If Michael Bisping is ever going to earn the status in the sport and accomplish the things he set out to do, Saturday is a must. There is no other chance than this one. Every UFC fighter says each of their UFC fights is important, but that's not often true. In the case of Bisping, there's no argument to the contrary.
As for Belfort, a win doesn't put him back in front of Anderson Silva just yet, but it does prove he's still a force to be reckoned with at middleweight. With no clear front runner at the moment, a win for Belfort helps change that debate.
Will Bisping achieve everything that's eluded him with a win on Saturday? Will Belfort remind everyone he's still one of middleweight's finest fighters? I answer these questions and more with predictions for Saturday's fights.
What: UFC on FX7: Belfort vs. Bisping
Where: Ibirapuera Arena, Sao Paolo, Brazil
When: Saturday, the one-fight Facebook card starts at 5:30 p.m. ET, the six-fight FUEL TV card kicks off at 6 p.m. ET and the four-fight FX fights start at 9 p.m. ET.
Predictions for the four main card fights airing Friday on FX are below.
What's incredible about this main card is just how competitive all of these fights are, at least from a betting odds perspective. Sure, one punch in this fight or the next could end the show early, but on paper these are all really close contests.
In any case, this is a tough call. Is Vitor Belfort's good hand speed and clear knockout power going to catch Bisping early and end the show? Or is Bisping going to survive an early storm to survive, relying on his more diverse offense? The answer isn't so obvious.
I'm going with the Brit. Obviously I have to grant that if he gets blasted to smithereens in the first round, it will come as positively zero surprise. But if they fought ten times, I'd favor Bisping to win more of them. Between his improved (if still slightly problematic) stand-up to his vastly improved wrestling plus his enduring gas tank, Bisping has the tools to take this one more often than not. A pressure game will break just about any fighter and if Bisping is good at anything, it's turning a simmer to a boil in a long fight. That's always been an issue Belfort has struggled with.
Ben Rothwell vs. Gabriel Gonzaga
This is a pick 'em fight if there ever was one. Two fighters of considerable might, but possessing considerable issues. Both are likely on the last legs of their heavyweight careers (Gonzaga once announced his retirement, while Rothwell was on the verge of quitting had he not defeated Brendan Schaub). These two are roughly equivalent strikers with Rothwell being the more aggressive of the two. Gonzaga is the better takedown artist and easily the better pure grappler. So which way does this shake out? I'm going to learn Rothwell even if I worry about him losing this fight on the mat. Fortune favors the bold, and when a fight is this close the one who usually wins is the one with the proactive offense. More often than not, that's Rothwell.
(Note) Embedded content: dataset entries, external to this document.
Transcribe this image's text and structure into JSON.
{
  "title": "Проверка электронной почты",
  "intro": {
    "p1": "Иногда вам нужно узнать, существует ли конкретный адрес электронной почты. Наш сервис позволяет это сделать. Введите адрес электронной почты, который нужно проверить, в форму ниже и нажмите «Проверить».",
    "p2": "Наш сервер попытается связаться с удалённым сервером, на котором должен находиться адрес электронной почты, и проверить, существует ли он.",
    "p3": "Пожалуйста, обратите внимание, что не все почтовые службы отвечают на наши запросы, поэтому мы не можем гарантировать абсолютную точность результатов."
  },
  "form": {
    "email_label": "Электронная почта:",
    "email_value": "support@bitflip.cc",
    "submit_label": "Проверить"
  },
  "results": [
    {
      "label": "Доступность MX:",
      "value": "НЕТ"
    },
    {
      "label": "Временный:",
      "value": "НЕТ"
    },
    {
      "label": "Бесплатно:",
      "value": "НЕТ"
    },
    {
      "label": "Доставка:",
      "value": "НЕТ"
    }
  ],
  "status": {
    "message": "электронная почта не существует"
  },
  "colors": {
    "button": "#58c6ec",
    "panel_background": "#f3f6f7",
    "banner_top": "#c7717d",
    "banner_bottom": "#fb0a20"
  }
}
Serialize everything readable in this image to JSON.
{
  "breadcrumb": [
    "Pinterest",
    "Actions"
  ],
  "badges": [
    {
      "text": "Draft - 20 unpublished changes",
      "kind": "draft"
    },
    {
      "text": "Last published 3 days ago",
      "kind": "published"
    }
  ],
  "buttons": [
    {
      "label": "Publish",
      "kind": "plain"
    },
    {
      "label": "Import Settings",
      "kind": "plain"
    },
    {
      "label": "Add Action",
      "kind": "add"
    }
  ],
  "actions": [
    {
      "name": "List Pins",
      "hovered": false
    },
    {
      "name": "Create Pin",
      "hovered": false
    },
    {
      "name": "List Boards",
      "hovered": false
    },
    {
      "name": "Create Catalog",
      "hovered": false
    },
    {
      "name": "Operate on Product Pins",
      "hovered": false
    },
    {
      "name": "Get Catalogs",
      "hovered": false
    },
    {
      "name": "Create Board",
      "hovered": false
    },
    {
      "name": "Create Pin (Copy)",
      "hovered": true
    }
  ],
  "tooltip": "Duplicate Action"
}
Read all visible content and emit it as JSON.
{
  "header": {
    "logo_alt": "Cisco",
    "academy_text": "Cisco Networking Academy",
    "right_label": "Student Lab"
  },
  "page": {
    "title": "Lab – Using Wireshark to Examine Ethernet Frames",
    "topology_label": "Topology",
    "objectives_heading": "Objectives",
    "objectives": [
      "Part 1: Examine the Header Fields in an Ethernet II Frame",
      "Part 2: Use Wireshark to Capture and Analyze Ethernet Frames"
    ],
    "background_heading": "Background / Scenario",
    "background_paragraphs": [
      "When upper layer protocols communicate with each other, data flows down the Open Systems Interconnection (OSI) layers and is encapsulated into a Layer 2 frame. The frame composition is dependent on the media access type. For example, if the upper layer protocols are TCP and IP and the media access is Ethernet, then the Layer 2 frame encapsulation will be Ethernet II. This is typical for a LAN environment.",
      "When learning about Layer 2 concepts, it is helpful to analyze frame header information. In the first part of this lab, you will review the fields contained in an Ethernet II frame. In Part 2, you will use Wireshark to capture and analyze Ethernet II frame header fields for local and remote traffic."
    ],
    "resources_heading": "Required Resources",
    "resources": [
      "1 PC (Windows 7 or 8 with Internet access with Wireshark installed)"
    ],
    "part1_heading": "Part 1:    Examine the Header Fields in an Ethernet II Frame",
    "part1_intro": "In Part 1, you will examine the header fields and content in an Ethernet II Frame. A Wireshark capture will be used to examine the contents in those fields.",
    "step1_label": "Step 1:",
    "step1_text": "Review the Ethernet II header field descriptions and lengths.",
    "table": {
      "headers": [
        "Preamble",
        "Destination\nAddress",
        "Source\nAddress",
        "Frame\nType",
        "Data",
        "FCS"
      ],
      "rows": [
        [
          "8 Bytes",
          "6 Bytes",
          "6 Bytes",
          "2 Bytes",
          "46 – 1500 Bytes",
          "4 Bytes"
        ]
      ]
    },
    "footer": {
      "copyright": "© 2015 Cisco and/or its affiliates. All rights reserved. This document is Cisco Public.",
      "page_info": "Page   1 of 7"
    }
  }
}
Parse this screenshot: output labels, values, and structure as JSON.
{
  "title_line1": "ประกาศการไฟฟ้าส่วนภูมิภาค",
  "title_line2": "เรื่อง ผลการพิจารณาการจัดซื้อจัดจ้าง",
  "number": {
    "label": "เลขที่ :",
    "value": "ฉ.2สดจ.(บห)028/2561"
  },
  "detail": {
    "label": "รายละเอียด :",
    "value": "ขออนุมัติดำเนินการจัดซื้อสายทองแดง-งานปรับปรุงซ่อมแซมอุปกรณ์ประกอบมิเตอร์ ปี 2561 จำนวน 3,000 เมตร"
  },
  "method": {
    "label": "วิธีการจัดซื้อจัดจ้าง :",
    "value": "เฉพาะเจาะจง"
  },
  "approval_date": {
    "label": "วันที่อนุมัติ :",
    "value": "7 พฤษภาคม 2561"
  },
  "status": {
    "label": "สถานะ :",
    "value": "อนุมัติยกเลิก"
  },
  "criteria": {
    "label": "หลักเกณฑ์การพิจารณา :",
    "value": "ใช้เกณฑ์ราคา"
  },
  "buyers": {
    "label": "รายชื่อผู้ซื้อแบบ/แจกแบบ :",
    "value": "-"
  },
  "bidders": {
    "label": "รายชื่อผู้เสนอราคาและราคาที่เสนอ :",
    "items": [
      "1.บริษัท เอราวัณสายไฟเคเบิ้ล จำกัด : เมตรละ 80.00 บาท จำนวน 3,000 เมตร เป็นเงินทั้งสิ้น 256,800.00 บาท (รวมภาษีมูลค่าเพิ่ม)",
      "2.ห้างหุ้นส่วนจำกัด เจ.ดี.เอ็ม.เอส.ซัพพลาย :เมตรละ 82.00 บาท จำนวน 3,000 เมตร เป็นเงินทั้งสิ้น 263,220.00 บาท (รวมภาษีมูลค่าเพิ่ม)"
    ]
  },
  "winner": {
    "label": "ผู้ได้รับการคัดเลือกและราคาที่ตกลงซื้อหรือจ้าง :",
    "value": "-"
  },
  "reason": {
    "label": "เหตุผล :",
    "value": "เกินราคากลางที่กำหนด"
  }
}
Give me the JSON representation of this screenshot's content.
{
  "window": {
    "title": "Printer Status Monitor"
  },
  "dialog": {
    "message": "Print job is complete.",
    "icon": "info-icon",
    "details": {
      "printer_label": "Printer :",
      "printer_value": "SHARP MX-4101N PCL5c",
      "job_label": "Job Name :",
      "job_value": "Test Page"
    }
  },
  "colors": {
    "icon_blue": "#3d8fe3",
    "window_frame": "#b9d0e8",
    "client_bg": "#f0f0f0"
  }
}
Sarafian has a pretty sizable upside. Dollaway, at this point, does not (certainly not to the same extent). On those grounds alone, one suspects this bout was booked as more of a test for Sarafian than anything else. And when I say 'test', I mean one he should pass. I don't see Dollaway's wrestling being a continual threat to Sarafian's offense. He'll figure out a way to get it done.
I like the Russian here pretty cleanly. If Kamal Shalorus and Gleison Tibau can't use enough wrestling to keep him pinned to the floor, Tavares doesn't stand much of a chance. I also suspect standing Tavares' over aggression will get the best of him against a guy who is hard to hit and can counterstrike.